The economy added 96,000 workers last month following a revised 141,000 rise in July that was smaller than initially estimated, Labor Department figures showed in Washington. The median estimate of 92 economists surveyed by Bloomberg called for a gain of 130,000. Unemployment unexpectedly fell to 8.1 percent, and hourly earnings were unchanged.
Italian banks led European lenders higher to post the best performance on the Stoxx 600 this week, with Monte Paschi and UniCredit rallying 18 percent and 16 percent, respectively. Unione di Banche Italiane SCPA jumped 18 percent.
Credit Agricole SA climbed 15 percent, while Societe Generale SA gained 16 percent.
Ashtead Group rose 17 percent after saying full-year earnings will be “materially better” than previously forecast.
“We are past the worst and into a gentle recovery” in the U.S., Chief Executive Officer Geoff Drabble said Sept. 4 in an interview.
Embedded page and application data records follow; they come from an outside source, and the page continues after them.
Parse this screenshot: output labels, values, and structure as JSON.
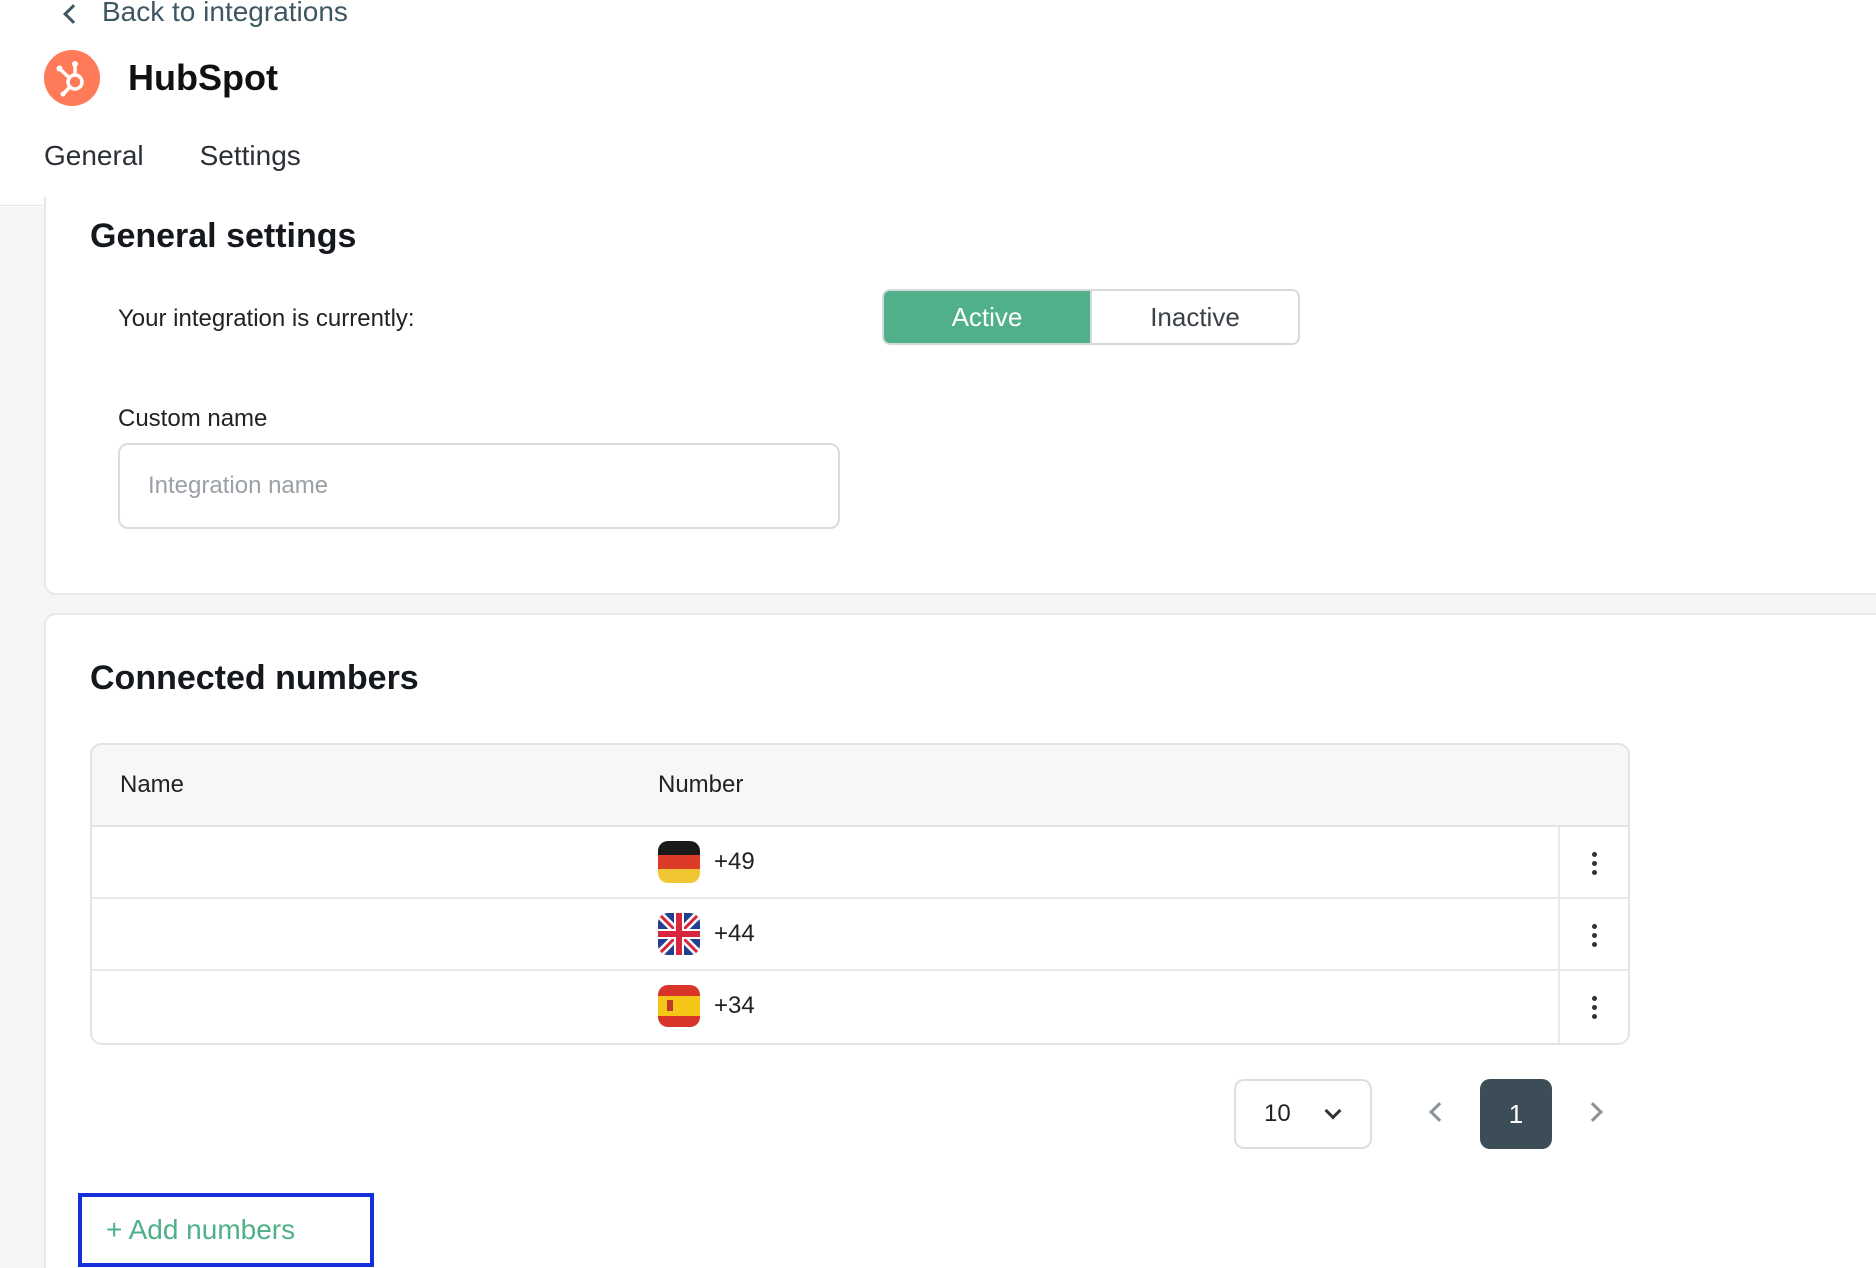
{
  "header": {
    "back_label": "Back to integrations",
    "app_name": "HubSpot",
    "brand_color": "#ff7a59",
    "tabs": [
      {
        "label": "General",
        "active": true
      },
      {
        "label": "Settings",
        "active": false
      }
    ]
  },
  "general": {
    "title": "General settings",
    "status_label": "Your integration is currently:",
    "status_options": {
      "active": "Active",
      "inactive": "Inactive"
    },
    "selected_status": "Active",
    "custom_name_label": "Custom name",
    "custom_name_value": "",
    "custom_name_placeholder": "Integration name"
  },
  "connected": {
    "title": "Connected numbers",
    "columns": {
      "name": "Name",
      "number": "Number"
    },
    "rows": [
      {
        "name": "",
        "country": "DE",
        "flag_icon": "germany-flag-icon",
        "number": "+49"
      },
      {
        "name": "",
        "country": "GB",
        "flag_icon": "uk-flag-icon",
        "number": "+44"
      },
      {
        "name": "",
        "country": "ES",
        "flag_icon": "spain-flag-icon",
        "number": "+34"
      }
    ],
    "pagination": {
      "page_size": "10",
      "current_page": "1"
    },
    "add_label": "+ Add numbers"
  },
  "colors": {
    "accent_green": "#4fb08a",
    "pagination_active": "#3d4d57",
    "highlight_box": "#1530d9"
  }
}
Ashtead is seeing a “sense of recovery” in U.S. residential construction, though there is still concern about the government spending, Drabble said. Rentals supporting oilfield development in Texas helped drive earnings to “the highest margins we have ever had at this stage of the cycle.”
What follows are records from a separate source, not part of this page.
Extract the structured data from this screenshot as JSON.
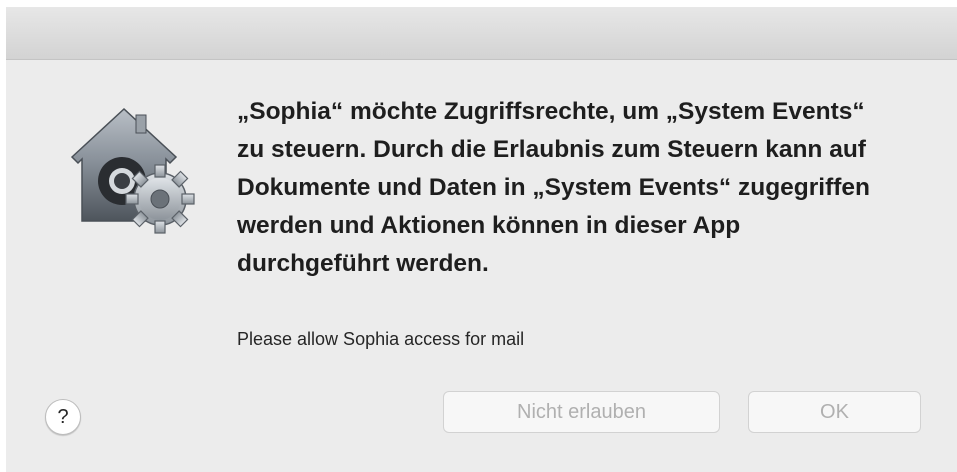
{
  "dialog": {
    "message": "„Sophia“ möchte Zugriffsrechte, um „System Events“ zu steuern. Durch die Erlaubnis zum Steuern kann auf Dokumente und Daten in „System Events“ zugegriffen werden und Aktionen können in dieser App durchgeführt werden.",
    "info": "Please allow Sophia access for mail",
    "help_label": "?",
    "deny_label": "Nicht erlauben",
    "ok_label": "OK",
    "icon": "privacy-gatekeeper-icon"
  },
  "colors": {
    "dialog_background": "#ececec",
    "disabled_text": "#b0b0b0"
  }
}
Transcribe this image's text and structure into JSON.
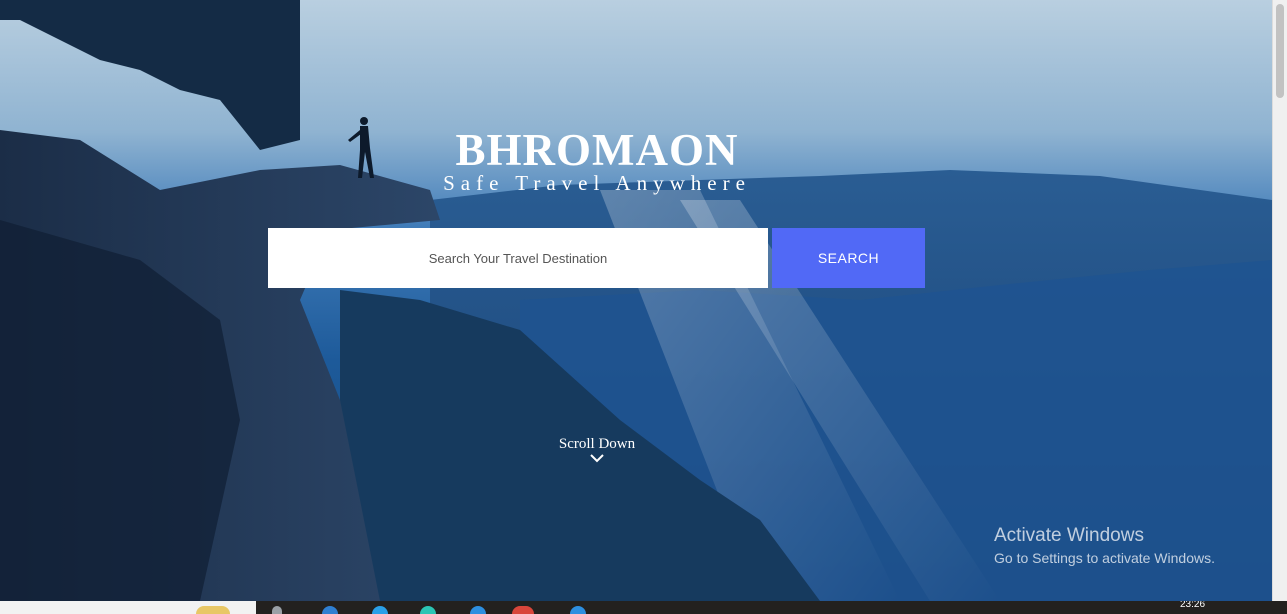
{
  "brand": {
    "title": "BHROMAON",
    "tagline": "Safe Travel Anywhere"
  },
  "search": {
    "placeholder": "Search Your Travel Destination",
    "button_label": "SEARCH"
  },
  "scroll": {
    "label": "Scroll Down",
    "icon": "chevron-down-icon"
  },
  "watermark": {
    "title": "Activate Windows",
    "subtitle": "Go to Settings to activate Windows."
  },
  "taskbar": {
    "clock": "23:26"
  },
  "colors": {
    "accent": "#5169f6",
    "text_light": "#ffffff"
  }
}
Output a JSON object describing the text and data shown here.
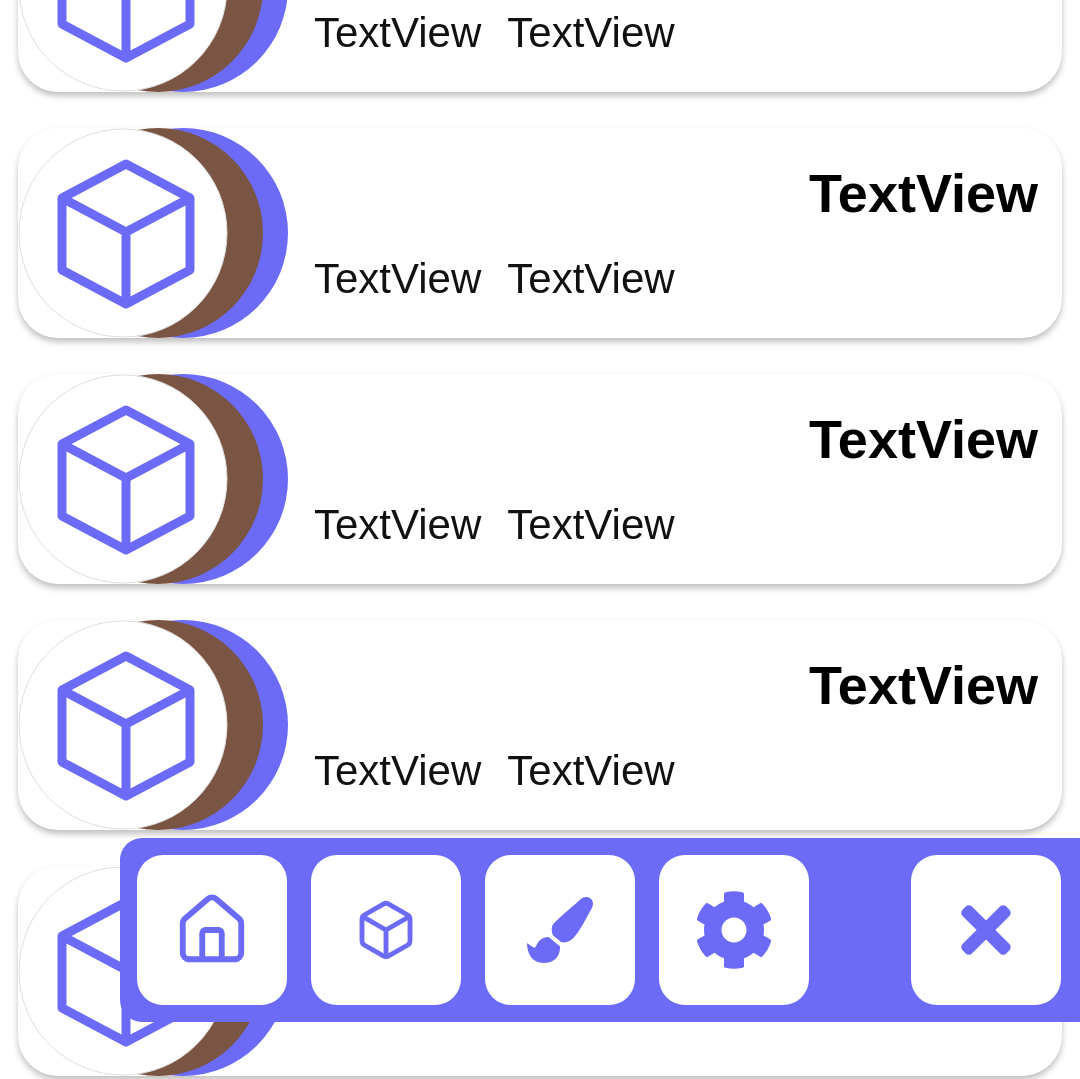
{
  "cards": [
    {
      "kind": "item",
      "subtitles": [
        "TextView",
        "TextView"
      ]
    },
    {
      "kind": "item",
      "title": "TextView",
      "subtitles": [
        "TextView",
        "TextView"
      ]
    },
    {
      "kind": "item",
      "title": "TextView",
      "subtitles": [
        "TextView",
        "TextView"
      ]
    },
    {
      "kind": "item",
      "title": "TextView",
      "subtitles": [
        "TextView",
        "TextView"
      ]
    },
    {
      "kind": "item"
    }
  ],
  "toolbar": {
    "buttons": [
      {
        "kind": "home"
      },
      {
        "kind": "cube"
      },
      {
        "kind": "brush"
      },
      {
        "kind": "gear"
      },
      {
        "kind": "close"
      }
    ]
  }
}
Davide Campari Milano SpA rose 8.8 percent after the Italian distiller said it will purchase Lascelles deMercado & Co., the Jamaican maker of Appleton rum, in a deal that’s worth $414.8 million to hasten the company’s push into overseas markets.
Mining companies climbed, pushing a gauge of basic resources companies up 6.1 percent, as Goldman Sachs Group Inc. said this week that Chinese commodity demand is set to rebound into the final quarter as the world’s largest user of energy and metals will see more infrastructure projects and construction.
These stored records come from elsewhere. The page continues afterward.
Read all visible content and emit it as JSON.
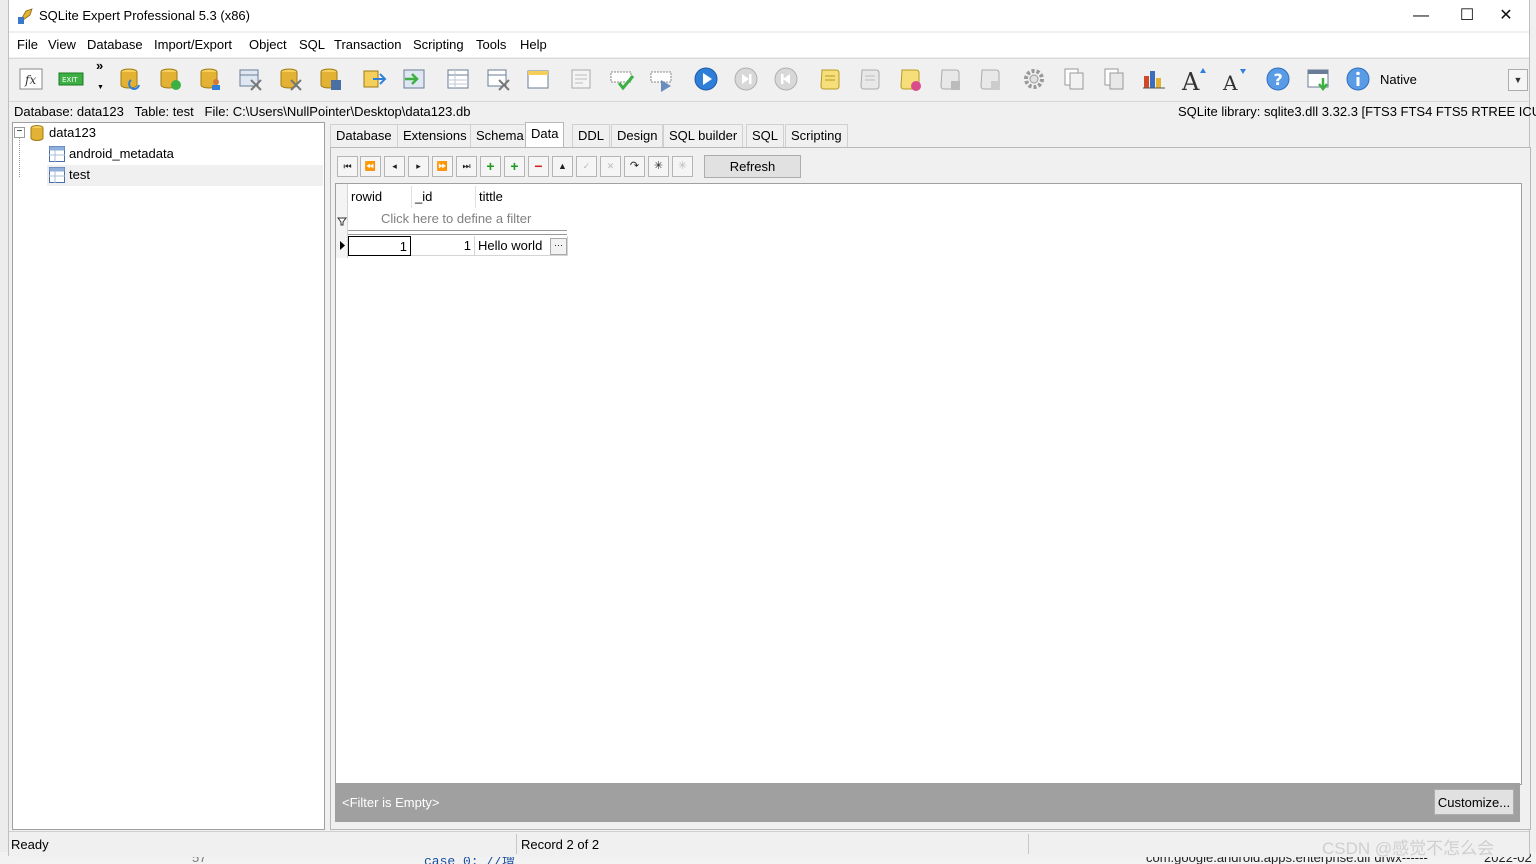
{
  "window": {
    "title": "SQLite Expert Professional 5.3 (x86)",
    "minimize_glyph": "—",
    "maximize_glyph": "☐",
    "close_glyph": "✕"
  },
  "menu": [
    "File",
    "View",
    "Database",
    "Import/Export",
    "Object",
    "SQL",
    "Transaction",
    "Scripting",
    "Tools",
    "Help"
  ],
  "toolbar": {
    "overflow_glyph": "»",
    "native_label": "Native",
    "icons": [
      "function-icon",
      "exit-icon",
      "open-database-icon",
      "new-database-icon",
      "attach-database-icon",
      "detach-database-icon",
      "table-icon",
      "remove-database-icon",
      "save-database-icon",
      "copy-database-icon",
      "import-icon",
      "new-table-icon",
      "delete-table-icon",
      "new-view-icon",
      "edit-icon",
      "commit-icon",
      "rollback-icon",
      "execute-icon",
      "execute-current-icon",
      "stop-icon",
      "script-icon",
      "script-run-icon",
      "script-save-icon",
      "script-open-icon",
      "script-new-icon",
      "settings-icon",
      "copy-icon",
      "paste-icon",
      "chart-icon",
      "font-increase-icon",
      "font-decrease-icon",
      "help-icon",
      "download-icon",
      "info-icon"
    ]
  },
  "info": {
    "left": "Database: data123   Table: test   File: C:\\Users\\NullPointer\\Desktop\\data123.db",
    "right": "SQLite library: sqlite3.dll 3.32.3 [FTS3 FTS4 FTS5 RTREE ICU]"
  },
  "tree": {
    "root": "data123",
    "children": [
      "android_metadata",
      "test"
    ],
    "expand_glyph": "−"
  },
  "tabs": [
    "Database",
    "Extensions",
    "Schema",
    "Data",
    "DDL",
    "Design",
    "SQL builder",
    "SQL",
    "Scripting"
  ],
  "active_tab": "Data",
  "nav_buttons": [
    "⏮",
    "⏪",
    "◂",
    "▸",
    "⏩",
    "⏭",
    "+",
    "+",
    "−",
    "▲",
    "✓",
    "✕",
    "↷",
    "✳",
    "✳"
  ],
  "refresh_label": "Refresh",
  "grid": {
    "columns": [
      "rowid",
      "_id",
      "tittle"
    ],
    "filter_hint": "Click here to define a filter",
    "rows": [
      {
        "rowid": "1",
        "id": "1",
        "tittle": "Hello world"
      }
    ],
    "ellipsis": "···"
  },
  "filter_bar": {
    "text": "<Filter is Empty>",
    "customize_label": "Customize..."
  },
  "status": {
    "ready": "Ready",
    "record": "Record 2 of 2"
  },
  "watermark": "CSDN @感觉不怎么会",
  "background_text": {
    "bottom_line_num": "57",
    "bottom_code": "case 0: //增",
    "bottom_file": "com.google.android.apps.enterprise.dif  drwx------",
    "bottom_date": "2022-02"
  },
  "colors": {
    "execute_blue": "#2f7fd8",
    "add_green": "#1f9a1f",
    "delete_red": "#d02020",
    "db_gold": "#e3b234"
  }
}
BHP Billiton Ltd., the world’s largest mining group, rose 3.8 percent, while Rio Tinto Group, the third-biggest, added 10 percent.
Lonmin Plc advanced 4 percent after the platinum producer, whose main mine has been shut since Aug. 10 because of a violent strike that led to the death of 44 people, agreed with three labor unions to reopen wage talks.
Under the agreement, the miners will return to work at the operation, which accounts for a 10th of global platinum output, by 7 a.m. local time on Sept. 10.
Rhoen-Klinikum sank 23 percent as the German hospital operator said Fresenius SE decided against reviving its takeover bid, capping more than four months of jockeying over the top spot in the German hospital market.
Nokia Oyj tumbled 9 percent after the introduction of two Lumia smartphones with Microsoft Corp.’s new Windows Phone software failed to impress investors.
Nokia is counting on its partnership with Microsoft to help boost sales and return it to profitability after falling behind rivals. The company has identified the U.S. as a market where it has to win back users and gain momentum in its comeback bid.
British American Tobacco Plc, Europe’s largest cigarette maker, retreated 3.9 percent and Imperial Tobacco Group Plc, the second-biggest, slumped 7.9 percent. Russia’s government will submit a law banning smoking in public places to parliament by Nov. 1 and Le Parisien said French Health Minister Marisol Touraine will announce a plan in the coming weeks to remove branding labels from cigarette packs and increase the price by 40 cents per packet from Oct. 1.